- **Exercise details**:
The data must be copied over exactly and in full.

Element data from apps and pages:

——————————

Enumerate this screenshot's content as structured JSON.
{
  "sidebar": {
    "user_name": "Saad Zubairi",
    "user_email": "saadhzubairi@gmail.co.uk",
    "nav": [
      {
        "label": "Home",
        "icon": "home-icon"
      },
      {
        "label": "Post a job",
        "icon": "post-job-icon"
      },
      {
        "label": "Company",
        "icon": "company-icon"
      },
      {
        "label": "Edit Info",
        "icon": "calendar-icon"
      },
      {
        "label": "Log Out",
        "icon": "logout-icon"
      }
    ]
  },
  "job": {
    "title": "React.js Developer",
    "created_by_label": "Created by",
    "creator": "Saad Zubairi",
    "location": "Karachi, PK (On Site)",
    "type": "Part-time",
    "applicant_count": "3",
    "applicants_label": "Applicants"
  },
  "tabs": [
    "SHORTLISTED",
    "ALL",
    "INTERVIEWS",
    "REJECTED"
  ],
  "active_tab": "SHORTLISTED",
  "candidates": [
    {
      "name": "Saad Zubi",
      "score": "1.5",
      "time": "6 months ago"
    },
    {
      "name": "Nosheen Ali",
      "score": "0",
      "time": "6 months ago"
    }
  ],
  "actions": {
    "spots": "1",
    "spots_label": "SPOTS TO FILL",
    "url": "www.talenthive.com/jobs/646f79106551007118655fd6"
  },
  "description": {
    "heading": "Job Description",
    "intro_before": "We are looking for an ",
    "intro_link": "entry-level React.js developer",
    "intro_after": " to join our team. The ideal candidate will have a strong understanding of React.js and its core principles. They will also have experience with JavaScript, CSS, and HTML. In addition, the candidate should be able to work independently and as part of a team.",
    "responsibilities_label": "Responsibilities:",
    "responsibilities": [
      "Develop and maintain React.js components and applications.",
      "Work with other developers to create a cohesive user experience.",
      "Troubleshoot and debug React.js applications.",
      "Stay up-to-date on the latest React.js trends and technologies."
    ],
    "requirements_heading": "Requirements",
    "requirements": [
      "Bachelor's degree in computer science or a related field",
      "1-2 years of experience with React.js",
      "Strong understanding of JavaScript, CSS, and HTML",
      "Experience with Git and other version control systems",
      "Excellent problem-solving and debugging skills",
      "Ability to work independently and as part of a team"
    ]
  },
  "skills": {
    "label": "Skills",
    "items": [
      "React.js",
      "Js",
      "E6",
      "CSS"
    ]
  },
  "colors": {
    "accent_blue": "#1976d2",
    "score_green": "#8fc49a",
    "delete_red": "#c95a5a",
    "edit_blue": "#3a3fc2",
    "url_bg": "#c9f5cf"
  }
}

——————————

- **Written reply**:
Enumerate this screenshot's content as structured JSON.
{
  "sidebar": {
    "user_name": "Saad Zubairi",
    "user_email": "saadhzubairi@gmail.co.uk",
    "nav": [
      {
        "label": "Home",
        "icon": "home-icon"
      },
      {
        "label": "Post a job",
        "icon": "post-job-icon"
      },
      {
        "label": "Company",
        "icon": "company-icon"
      },
      {
        "label": "Edit Info",
        "icon": "calendar-icon"
      },
      {
        "label": "Log Out",
        "icon": "logout-icon"
      }
    ]
  },
  "job": {
    "title": "React.js Developer",
    "created_by_label": "Created by",
    "creator": "Saad Zubairi",
    "location": "Karachi, PK (On Site)",
    "type": "Part-time",
    "applicant_count": "3",
    "applicants_label": "Applicants"
  },
  "tabs": [
    "SHORTLISTED",
    "ALL",
    "INTERVIEWS",
    "REJECTED"
  ],
  "active_tab": "SHORTLISTED",
  "candidates": [
    {
      "name": "Saad Zubi",
      "score": "1.5",
      "time": "6 months ago"
    },
    {
      "name": "Nosheen Ali",
      "score": "0",
      "time": "6 months ago"
    }
  ],
  "actions": {
    "spots": "1",
    "spots_label": "SPOTS TO FILL",
    "url": "www.talenthive.com/jobs/646f79106551007118655fd6"
  },
  "description": {
    "heading": "Job Description",
    "intro_before": "We are looking for an ",
    "intro_link": "entry-level React.js developer",
    "intro_after": " to join our team. The ideal candidate will have a strong understanding of React.js and its core principles. They will also have experience with JavaScript, CSS, and HTML. In addition, the candidate should be able to work independently and as part of a team.",
    "responsibilities_label": "Responsibilities:",
    "responsibilities": [
      "Develop and maintain React.js components and applications.",
      "Work with other developers to create a cohesive user experience.",
      "Troubleshoot and debug React.js applications.",
      "Stay up-to-date on the latest React.js trends and technologies."
    ],
    "requirements_heading": "Requirements",
    "requirements": [
      "Bachelor's degree in computer science or a related field",
      "1-2 years of experience with React.js",
      "Strong understanding of JavaScript, CSS, and HTML",
      "Experience with Git and other version control systems",
      "Excellent problem-solving and debugging skills",
      "Ability to work independently and as part of a team"
    ]
  },
  "skills": {
    "label": "Skills",
    "items": [
      "React.js",
      "Js",
      "E6",
      "CSS"
    ]
  },
  "colors": {
    "accent_blue": "#1976d2",
    "score_green": "#8fc49a",
    "delete_red": "#c95a5a",
    "edit_blue": "#3a3fc2",
    "url_bg": "#c9f5cf"
  }
}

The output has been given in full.